The Kinsley Library will host Vietnam Veteran John Musgrave from 2-5 p.m. on Sunday, March 18, at the library, 208 E. 8th St., Kinsley, as part of its ongoing “World War I and America” series. Musgrave was one of the primary voices in Ken Burns’ and Lynn Novick’s recent 10-part documentary, “The Vietnam War,” on PBS.
In 1967 Musgrave enlisted in the Marines and was sent to Vietnam, where he received life-threatening wounds. When he arrived back home, he faced an unappreciative country that did not honor his service and sacrifice. He became a member of Vietnam Veterans against the War. He began his struggle with PTSD with severe depression, alcoholism, and thoughts of suicide. Now he writes poetry, speaks to veteran groups and consuls post-911 veterans. After 50 years, he has found the courage to soon make his first trip back to Vietnam through a recent GoFundMe campaign.
“This series focuses on World War I, but some things about war never change, no matter who is fighting,” said Kinsley Library Director Joan Weaver. “This session will explore the universality of the soldier’s experiences whether in the muddy trenches of France, the thick jungles of Vietnam, or the hot sands of the Middle East.”

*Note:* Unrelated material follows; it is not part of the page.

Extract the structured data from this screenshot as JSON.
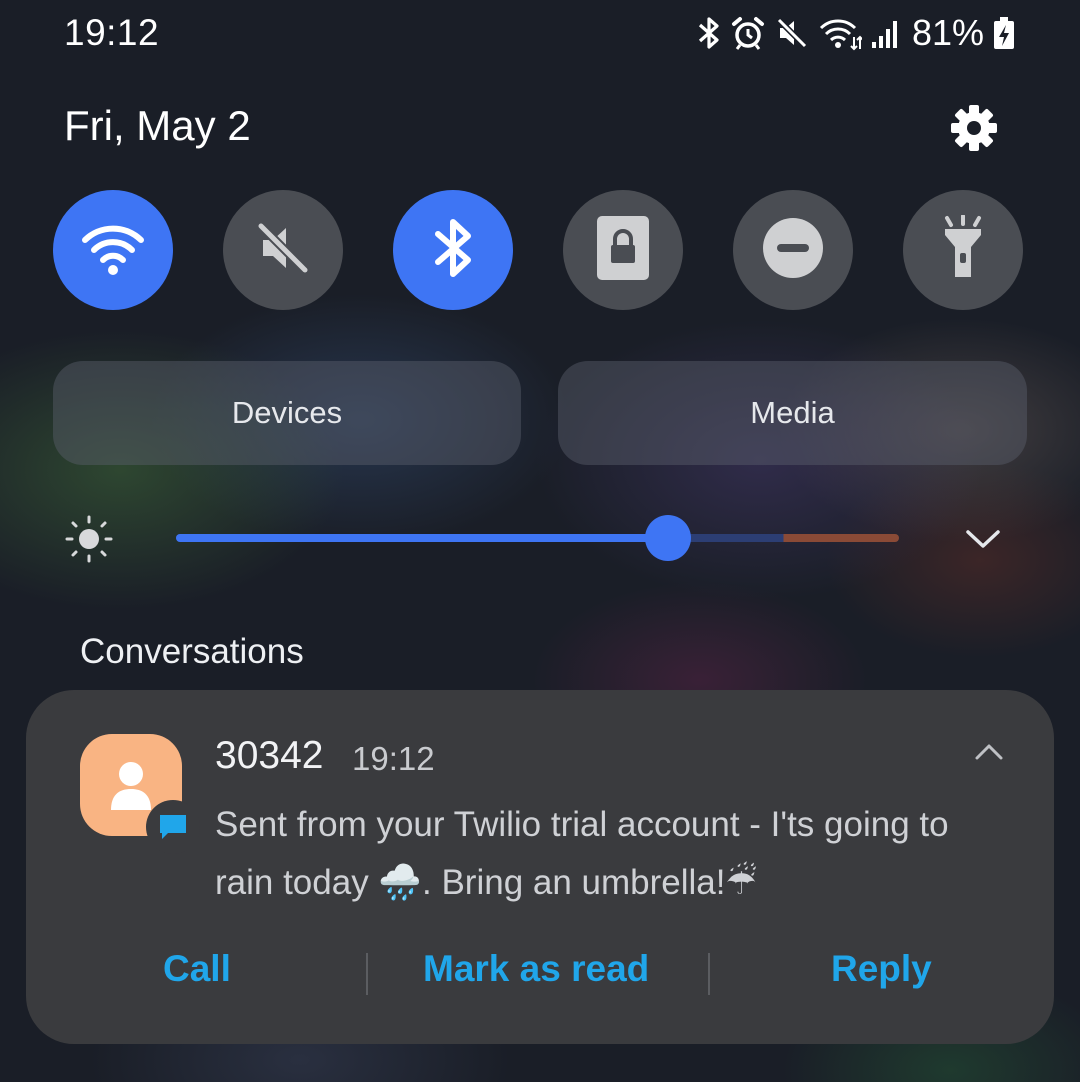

In a Vanity Fair article written last September, Musgrave voiced his concern for today. “The war that we are fighting now is frighteningly similar to Vietnam. And I think Americans need to be reminded of our war, and what came of it, what came of those types of political decisions.”
Larry Burke, the series scholar will also be speaking during the event. As a decorated Vietnam War veteran himself, Burke brings a soldier’s perspective to his topic “Knee Deep in Hell: World War I Trench Warfare.” Burke, who is retired from teaching at Dodge City Community College, has been bringing his passion for history and a gift of storytelling to the library series.
This event is free and open to the public. To insure a seat, people planning to attend should register at www.kinsleylibrary.info.
This event is funded by the Kansas Humanities Council which conducts and supports community-based programs, serves as a financial resource through an active grant-making program, and encourages Kansans to participate in their communities. For more information contact the Kansas Humanities Council at 785/357-0359 or www.kansashumanities.org.